Maybe this is the way CMC is supposed to be; this is the choice, some would argue, that we make before enrolling here. If we wanted to spend our lives painting murals or railing against the establishment, we could have gone to NYU or Pitzer.
But maybe the two groups- establishment and anti-establishment- don’t have to be mutually exclusive. Maybe we can learn to be both. Because more and more it seems like the real leaders won’t be the ones with grammar-perfect resumes or picture-perfect LinkedIn profiles, but the ones who have worthwhile things to say, and who can understand and communicate with lots of different people, both inside the establishment and out. In an era in which all information is accessible with a click, leaders will have to learn to integrate themselves with different camps of thought and ways of life.
I came to CMC as a kid from a liberal bastion, a place the New York Times once dubbed “Hipstrubia,” with parents who describe themselves as bohemians. I was, throughout high school, grungy and anti-establishment. I listened to a lot of ‘90’s indie rock and thought Dick Cheney was a [insert last name].
Little did I know at the time, however, that by underexposing myself to corporate and conservative culture (whether it be CEO’s or old school Republicans), I wasn’t ready to be a leader. I had a communication deficit, as I was unwilling and incapable of getting along with people who were different from me.
CMC helped me challenge my own status quo, and taught me that while it’s okay to take issue with “the system”, what a truly fair-minded, thoughtful person must first do is consider why, imperfect or not, that system exists, and to have, as the British writer John Keats once said of Shakespeare, negative capability– the capacity to balance the many nuances of the truth, and to not jump to conclusions; to be able to embrace ambiguity.
I believe we are capable- intellectually, socially, and spiritually- of having negative capability; of being able to put ourselves in the shoes of both insiders and outsiders. I believe we can be leaders in more than just a few fields. And I believe we can embrace the world, but also seek to change the things we don’t like about it.

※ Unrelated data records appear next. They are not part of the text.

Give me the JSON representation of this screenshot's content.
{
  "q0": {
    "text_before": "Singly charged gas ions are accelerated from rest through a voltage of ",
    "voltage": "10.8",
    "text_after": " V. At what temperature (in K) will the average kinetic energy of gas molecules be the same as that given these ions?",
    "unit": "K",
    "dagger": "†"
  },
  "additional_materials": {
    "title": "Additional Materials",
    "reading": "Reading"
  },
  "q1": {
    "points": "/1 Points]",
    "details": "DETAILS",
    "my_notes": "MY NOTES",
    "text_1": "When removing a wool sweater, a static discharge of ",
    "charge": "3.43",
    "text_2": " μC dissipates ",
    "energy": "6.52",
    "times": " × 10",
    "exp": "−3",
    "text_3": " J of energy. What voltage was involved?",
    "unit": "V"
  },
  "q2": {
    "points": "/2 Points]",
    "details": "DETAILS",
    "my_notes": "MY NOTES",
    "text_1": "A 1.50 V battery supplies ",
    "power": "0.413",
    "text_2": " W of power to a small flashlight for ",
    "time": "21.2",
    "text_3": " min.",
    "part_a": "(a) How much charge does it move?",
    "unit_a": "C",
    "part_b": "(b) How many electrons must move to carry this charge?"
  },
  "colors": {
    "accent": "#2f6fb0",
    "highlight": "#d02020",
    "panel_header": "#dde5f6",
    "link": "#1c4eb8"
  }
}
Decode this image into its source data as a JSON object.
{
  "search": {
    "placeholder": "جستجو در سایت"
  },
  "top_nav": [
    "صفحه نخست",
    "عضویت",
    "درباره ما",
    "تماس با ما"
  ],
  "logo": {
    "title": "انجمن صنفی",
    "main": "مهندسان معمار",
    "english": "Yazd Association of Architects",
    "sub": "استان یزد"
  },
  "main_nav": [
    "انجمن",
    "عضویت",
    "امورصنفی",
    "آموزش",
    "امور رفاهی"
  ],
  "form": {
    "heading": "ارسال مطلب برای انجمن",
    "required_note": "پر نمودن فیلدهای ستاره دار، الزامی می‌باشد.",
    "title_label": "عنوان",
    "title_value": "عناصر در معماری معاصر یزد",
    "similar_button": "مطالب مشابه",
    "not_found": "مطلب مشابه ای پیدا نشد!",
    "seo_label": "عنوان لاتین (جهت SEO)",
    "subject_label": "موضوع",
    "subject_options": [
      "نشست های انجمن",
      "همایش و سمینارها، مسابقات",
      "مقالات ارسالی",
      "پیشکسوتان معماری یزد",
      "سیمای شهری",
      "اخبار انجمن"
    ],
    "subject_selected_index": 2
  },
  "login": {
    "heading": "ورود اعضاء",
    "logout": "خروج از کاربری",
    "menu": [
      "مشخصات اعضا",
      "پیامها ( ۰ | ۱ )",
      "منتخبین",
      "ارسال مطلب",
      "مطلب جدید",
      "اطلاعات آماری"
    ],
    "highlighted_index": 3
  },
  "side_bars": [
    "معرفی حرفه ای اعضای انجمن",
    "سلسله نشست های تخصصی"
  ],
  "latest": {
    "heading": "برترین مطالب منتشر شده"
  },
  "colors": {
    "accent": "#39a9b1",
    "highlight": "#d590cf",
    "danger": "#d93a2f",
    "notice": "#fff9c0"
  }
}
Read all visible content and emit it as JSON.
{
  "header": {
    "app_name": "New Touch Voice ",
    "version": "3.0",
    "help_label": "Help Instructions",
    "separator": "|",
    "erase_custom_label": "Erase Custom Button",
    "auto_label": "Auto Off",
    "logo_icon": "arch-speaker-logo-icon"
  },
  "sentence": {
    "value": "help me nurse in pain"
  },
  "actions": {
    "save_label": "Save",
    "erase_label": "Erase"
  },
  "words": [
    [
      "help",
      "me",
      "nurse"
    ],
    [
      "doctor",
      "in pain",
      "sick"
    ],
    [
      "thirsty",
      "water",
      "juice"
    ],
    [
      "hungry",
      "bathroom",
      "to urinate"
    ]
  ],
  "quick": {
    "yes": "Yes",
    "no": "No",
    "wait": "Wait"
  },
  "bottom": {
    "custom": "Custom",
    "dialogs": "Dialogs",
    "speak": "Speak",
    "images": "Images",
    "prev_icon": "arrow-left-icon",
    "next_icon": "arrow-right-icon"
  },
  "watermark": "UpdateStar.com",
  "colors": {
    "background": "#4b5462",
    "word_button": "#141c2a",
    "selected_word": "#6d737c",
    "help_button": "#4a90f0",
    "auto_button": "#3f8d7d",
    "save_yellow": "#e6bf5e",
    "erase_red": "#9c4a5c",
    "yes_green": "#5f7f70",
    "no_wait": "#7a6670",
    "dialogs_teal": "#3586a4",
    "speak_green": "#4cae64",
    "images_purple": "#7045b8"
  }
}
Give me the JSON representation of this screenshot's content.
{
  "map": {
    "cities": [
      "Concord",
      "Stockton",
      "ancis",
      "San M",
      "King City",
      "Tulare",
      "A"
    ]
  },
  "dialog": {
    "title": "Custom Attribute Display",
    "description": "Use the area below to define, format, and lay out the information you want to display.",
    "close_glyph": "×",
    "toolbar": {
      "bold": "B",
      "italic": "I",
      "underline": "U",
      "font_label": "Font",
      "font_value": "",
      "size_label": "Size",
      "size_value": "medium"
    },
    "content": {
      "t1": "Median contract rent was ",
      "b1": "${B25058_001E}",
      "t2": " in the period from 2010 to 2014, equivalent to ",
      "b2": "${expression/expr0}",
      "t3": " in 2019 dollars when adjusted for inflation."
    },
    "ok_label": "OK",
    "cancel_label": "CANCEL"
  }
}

But it will require us to be willing to force ourselves out of our comfort zones, and not care quite as much about what other people think. In short, it will mean being braver.
This could mean making friends with people who are different from you- in major or nationality or class or even personality. It might mean leaving the California sunshine and forcing yourself to go to a colder, more remote corner of the world for a few months (or even longer). It might mean turning off Disclosure and ASAP and Zack Brown Band (as great as they are) and listening to a genre of music you’ve never listened to. It might mean watching a black and white movie one night instead of “This is The End” or “I Love You Man.” It might mean questioning yourself and your conceptions about what it means to be a leader.
And most importantly, it will mean taking issue with something; not everything, but something. It’s easy to get caught up with how fun this school is, and how comfortable we are here; but find something surrounding you that isn’t perfect, that sucks- maybe something that’s not in your immediate periphery- and make it your mission to get pissed off about it, to talk about it, to get others talking about it, and to help change it.
This does not have to be what one traditionally considers to be an issue; global warming, resource depletion, income inequality. These are vitally important issues, and things worth getting angry about; but the truth is we oftentimes cling to them because they are grand, abstract, and easier to confront than that which is right in front of us- our own shortcoming’s, our friends’, CMC’s.
Before changing the world, we have to be willing to change us; to challenge our own status quo, whatever that may be.